**Your task**.
Search the data for the word "title" and copy every line that contains it.

(Element data from apps and pages)
* * *
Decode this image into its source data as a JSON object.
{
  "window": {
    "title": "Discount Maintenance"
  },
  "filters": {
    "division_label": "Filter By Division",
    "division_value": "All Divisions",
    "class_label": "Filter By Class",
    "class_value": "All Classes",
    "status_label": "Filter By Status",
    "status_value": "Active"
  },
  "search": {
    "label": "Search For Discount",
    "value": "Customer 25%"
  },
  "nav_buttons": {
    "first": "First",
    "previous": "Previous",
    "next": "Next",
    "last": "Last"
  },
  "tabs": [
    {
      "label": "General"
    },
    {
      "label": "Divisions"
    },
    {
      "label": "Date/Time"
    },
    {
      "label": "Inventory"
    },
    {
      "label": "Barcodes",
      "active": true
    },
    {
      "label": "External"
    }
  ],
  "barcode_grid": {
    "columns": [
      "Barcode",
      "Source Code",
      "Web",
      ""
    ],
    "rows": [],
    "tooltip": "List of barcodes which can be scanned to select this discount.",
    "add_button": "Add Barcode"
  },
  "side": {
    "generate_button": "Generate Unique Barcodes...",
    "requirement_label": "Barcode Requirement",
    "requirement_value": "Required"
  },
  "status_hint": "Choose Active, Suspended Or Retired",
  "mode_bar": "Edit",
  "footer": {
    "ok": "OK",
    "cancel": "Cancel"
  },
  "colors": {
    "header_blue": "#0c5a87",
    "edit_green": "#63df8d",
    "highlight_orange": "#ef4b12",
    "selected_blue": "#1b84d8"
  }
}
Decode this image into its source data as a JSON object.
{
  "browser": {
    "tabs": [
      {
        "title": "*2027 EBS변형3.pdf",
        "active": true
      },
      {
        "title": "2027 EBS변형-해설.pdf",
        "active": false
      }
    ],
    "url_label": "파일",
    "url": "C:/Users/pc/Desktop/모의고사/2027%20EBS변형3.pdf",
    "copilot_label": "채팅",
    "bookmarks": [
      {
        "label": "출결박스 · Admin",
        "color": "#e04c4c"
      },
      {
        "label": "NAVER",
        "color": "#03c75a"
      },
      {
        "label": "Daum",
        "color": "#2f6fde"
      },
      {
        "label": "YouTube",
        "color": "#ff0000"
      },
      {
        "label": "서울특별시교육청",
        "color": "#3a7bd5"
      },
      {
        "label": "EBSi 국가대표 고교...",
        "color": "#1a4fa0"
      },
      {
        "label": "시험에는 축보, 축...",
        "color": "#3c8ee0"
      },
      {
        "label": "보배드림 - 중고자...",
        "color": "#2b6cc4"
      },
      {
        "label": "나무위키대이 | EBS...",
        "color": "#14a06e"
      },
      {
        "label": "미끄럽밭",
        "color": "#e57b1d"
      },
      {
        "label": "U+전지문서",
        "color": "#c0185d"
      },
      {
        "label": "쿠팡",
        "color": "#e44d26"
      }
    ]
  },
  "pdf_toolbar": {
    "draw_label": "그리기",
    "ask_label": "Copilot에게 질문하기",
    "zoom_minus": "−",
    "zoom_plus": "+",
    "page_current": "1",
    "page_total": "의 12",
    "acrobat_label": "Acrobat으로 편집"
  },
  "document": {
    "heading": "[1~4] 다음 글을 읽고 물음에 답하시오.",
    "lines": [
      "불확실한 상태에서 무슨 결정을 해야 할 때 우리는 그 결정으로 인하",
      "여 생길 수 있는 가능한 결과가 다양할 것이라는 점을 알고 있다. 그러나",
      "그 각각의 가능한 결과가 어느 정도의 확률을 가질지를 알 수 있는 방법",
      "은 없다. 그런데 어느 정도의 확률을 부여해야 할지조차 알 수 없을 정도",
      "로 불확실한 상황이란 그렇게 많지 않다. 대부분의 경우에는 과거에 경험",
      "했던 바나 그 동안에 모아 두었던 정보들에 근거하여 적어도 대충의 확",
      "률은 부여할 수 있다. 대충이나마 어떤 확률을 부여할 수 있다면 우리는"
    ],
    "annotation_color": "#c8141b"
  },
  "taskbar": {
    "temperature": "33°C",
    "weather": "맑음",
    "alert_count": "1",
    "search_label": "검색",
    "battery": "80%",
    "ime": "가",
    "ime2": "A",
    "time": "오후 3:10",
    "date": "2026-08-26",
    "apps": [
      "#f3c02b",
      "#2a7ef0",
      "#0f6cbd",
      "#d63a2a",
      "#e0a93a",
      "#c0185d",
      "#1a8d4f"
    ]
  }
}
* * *
**Solution for this task**.
    "title": "Discount Maintenance"
        "title": "*2027 EBS변형3.pdf",
        "title": "2027 EBS변형-해설.pdf",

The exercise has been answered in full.